_Requirement_: Copy all lines below that use the word "Goal".

_Data section_:
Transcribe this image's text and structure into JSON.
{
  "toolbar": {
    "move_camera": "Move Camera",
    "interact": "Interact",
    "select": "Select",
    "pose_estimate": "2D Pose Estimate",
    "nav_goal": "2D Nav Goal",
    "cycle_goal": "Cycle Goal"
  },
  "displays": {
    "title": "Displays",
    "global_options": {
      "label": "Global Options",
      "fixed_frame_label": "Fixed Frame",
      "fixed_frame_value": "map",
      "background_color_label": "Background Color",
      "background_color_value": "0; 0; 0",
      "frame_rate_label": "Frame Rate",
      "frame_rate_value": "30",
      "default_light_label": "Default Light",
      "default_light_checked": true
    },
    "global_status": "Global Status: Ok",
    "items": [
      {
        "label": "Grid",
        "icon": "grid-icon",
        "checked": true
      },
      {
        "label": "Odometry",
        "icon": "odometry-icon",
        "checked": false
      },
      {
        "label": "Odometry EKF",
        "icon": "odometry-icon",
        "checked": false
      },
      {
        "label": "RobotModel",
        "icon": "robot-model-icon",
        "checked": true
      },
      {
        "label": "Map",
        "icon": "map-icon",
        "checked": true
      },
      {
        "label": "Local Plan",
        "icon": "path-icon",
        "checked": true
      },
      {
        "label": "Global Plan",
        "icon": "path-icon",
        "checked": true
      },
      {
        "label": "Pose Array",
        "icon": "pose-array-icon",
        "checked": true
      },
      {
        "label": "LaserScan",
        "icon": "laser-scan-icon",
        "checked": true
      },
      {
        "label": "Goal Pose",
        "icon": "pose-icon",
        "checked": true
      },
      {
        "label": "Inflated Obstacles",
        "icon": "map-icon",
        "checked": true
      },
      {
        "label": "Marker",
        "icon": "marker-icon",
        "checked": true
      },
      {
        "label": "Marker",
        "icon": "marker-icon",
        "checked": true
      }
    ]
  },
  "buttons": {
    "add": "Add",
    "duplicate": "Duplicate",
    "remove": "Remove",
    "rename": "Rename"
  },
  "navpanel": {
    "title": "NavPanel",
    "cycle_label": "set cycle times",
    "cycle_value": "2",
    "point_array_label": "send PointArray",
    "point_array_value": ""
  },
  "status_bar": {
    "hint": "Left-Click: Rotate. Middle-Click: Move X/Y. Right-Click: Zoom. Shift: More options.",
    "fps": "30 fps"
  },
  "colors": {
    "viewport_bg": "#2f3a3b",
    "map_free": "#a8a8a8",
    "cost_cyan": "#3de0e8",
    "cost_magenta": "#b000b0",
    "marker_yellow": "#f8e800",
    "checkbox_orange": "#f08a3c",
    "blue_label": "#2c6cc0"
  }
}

_Reply_:
    "nav_goal": "2D Nav Goal",
    "cycle_goal": "Cycle Goal"
        "label": "Goal Pose",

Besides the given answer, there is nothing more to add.